= ASSIGNMENT =
The response is to be the full listing, set down exactly.

BEGIN

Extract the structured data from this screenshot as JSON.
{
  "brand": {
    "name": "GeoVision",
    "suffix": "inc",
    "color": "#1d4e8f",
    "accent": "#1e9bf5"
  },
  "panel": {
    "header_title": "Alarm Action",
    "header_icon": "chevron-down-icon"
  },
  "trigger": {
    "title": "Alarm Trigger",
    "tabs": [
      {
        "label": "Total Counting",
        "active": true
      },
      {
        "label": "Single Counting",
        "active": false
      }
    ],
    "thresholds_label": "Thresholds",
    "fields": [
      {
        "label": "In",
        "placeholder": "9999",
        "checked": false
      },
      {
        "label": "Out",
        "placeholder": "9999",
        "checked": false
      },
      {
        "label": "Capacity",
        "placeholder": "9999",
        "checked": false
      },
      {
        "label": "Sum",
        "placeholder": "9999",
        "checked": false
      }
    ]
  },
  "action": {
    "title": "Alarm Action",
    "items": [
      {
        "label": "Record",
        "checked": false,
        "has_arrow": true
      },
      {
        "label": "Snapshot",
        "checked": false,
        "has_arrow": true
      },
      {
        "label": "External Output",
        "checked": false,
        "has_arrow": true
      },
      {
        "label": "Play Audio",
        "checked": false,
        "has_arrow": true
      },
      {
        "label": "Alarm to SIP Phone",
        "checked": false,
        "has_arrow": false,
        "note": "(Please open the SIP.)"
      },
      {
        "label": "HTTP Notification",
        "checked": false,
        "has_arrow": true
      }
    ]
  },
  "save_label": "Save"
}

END

= EXERCISE SOLUTION =
Extract the structured data from this screenshot as JSON.
{
  "brand": {
    "name": "GeoVision",
    "suffix": "inc",
    "color": "#1d4e8f",
    "accent": "#1e9bf5"
  },
  "panel": {
    "header_title": "Alarm Action",
    "header_icon": "chevron-down-icon"
  },
  "trigger": {
    "title": "Alarm Trigger",
    "tabs": [
      {
        "label": "Total Counting",
        "active": true
      },
      {
        "label": "Single Counting",
        "active": false
      }
    ],
    "thresholds_label": "Thresholds",
    "fields": [
      {
        "label": "In",
        "placeholder": "9999",
        "checked": false
      },
      {
        "label": "Out",
        "placeholder": "9999",
        "checked": false
      },
      {
        "label": "Capacity",
        "placeholder": "9999",
        "checked": false
      },
      {
        "label": "Sum",
        "placeholder": "9999",
        "checked": false
      }
    ]
  },
  "action": {
    "title": "Alarm Action",
    "items": [
      {
        "label": "Record",
        "checked": false,
        "has_arrow": true
      },
      {
        "label": "Snapshot",
        "checked": false,
        "has_arrow": true
      },
      {
        "label": "External Output",
        "checked": false,
        "has_arrow": true
      },
      {
        "label": "Play Audio",
        "checked": false,
        "has_arrow": true
      },
      {
        "label": "Alarm to SIP Phone",
        "checked": false,
        "has_arrow": false,
        "note": "(Please open the SIP.)"
      },
      {
        "label": "HTTP Notification",
        "checked": false,
        "has_arrow": true
      }
    ]
  },
  "save_label": "Save"
}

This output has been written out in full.